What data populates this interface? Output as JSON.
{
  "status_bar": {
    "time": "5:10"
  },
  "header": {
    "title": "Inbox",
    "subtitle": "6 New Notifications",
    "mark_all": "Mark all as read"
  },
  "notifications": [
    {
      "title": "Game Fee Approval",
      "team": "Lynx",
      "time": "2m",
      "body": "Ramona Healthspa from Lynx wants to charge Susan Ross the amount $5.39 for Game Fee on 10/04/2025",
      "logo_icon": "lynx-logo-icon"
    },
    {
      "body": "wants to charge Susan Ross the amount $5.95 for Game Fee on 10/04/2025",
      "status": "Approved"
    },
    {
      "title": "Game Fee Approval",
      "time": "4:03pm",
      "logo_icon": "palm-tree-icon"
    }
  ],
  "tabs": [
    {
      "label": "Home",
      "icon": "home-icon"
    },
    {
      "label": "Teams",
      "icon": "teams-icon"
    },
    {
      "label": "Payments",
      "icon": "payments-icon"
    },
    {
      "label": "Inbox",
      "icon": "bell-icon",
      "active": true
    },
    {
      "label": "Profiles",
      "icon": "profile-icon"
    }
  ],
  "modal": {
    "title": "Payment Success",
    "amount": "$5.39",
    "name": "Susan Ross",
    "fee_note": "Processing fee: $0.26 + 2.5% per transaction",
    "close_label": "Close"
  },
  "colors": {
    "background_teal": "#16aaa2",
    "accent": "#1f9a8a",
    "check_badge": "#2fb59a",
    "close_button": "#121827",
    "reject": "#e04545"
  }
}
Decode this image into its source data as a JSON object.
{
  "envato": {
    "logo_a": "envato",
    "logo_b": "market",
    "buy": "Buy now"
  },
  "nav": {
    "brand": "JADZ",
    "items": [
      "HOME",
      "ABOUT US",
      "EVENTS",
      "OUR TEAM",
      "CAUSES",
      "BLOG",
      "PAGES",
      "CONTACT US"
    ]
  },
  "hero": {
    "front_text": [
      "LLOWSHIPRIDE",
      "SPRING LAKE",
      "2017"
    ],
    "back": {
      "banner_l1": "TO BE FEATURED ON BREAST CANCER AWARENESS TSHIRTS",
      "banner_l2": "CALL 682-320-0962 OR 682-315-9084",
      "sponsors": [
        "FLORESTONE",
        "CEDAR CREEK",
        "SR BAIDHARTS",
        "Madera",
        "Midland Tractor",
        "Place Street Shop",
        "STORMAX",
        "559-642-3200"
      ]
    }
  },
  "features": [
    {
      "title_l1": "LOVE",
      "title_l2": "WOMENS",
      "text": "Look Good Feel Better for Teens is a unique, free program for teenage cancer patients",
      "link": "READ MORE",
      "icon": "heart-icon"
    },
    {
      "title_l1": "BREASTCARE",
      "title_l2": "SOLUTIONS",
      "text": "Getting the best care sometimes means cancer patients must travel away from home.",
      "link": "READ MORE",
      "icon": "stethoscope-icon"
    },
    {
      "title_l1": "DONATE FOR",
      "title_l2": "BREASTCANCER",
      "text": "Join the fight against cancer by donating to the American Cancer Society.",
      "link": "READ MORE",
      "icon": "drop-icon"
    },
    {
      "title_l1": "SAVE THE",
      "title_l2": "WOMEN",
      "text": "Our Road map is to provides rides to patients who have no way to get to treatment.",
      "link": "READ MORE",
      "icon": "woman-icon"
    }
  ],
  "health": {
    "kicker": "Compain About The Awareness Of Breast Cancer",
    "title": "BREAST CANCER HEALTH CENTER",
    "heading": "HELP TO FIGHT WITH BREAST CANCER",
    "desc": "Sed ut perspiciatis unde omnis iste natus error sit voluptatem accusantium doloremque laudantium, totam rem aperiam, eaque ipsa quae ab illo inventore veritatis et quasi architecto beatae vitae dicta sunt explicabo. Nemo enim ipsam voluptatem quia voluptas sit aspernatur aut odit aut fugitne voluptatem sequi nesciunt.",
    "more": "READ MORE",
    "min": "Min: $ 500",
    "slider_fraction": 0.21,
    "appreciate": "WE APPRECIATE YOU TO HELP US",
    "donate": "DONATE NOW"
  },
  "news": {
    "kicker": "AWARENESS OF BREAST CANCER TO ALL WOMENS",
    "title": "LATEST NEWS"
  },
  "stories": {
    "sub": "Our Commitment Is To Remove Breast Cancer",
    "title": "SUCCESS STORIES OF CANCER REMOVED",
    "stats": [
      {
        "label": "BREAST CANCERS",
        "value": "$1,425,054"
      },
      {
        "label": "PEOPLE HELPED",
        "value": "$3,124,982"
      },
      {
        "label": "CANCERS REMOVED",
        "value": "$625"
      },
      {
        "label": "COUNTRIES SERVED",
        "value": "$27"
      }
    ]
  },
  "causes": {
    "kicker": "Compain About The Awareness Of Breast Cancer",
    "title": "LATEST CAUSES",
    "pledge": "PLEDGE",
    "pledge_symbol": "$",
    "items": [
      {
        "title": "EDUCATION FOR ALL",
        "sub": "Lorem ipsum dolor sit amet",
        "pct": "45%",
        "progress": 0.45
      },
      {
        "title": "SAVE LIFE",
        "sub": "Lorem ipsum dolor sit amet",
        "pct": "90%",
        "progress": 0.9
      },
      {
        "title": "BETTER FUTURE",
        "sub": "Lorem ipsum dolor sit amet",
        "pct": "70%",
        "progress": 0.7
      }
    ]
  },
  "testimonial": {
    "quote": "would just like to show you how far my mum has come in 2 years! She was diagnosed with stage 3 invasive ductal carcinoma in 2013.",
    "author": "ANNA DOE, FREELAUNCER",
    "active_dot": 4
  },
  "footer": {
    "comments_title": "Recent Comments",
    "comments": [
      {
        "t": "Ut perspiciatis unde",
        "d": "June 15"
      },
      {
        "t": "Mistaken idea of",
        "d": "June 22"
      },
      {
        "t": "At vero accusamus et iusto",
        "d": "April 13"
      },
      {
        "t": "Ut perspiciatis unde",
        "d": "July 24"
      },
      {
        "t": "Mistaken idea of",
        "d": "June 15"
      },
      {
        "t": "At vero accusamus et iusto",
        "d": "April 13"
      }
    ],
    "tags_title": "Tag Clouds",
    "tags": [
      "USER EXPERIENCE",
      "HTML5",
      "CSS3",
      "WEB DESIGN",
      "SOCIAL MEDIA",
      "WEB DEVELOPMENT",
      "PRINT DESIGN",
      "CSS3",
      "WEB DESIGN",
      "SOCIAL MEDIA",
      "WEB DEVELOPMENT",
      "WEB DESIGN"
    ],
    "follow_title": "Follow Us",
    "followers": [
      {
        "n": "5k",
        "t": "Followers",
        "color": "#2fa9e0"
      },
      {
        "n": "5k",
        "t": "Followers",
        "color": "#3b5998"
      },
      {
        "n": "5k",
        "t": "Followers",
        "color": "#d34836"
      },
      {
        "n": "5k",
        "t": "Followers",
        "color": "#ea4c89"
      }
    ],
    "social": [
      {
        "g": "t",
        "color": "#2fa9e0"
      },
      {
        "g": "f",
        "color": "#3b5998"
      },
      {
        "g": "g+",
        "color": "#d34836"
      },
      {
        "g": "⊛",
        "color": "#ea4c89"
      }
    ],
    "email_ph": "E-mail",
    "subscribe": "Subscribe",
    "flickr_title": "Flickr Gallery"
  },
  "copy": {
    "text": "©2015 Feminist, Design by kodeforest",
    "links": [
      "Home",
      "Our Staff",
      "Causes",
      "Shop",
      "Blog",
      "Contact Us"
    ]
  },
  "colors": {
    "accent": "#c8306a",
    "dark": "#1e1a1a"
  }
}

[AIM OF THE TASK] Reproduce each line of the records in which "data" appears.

[REPLY TO THE TASK]
What data populates this interface? Output as JSON.
Decode this image into its source data as a JSON object.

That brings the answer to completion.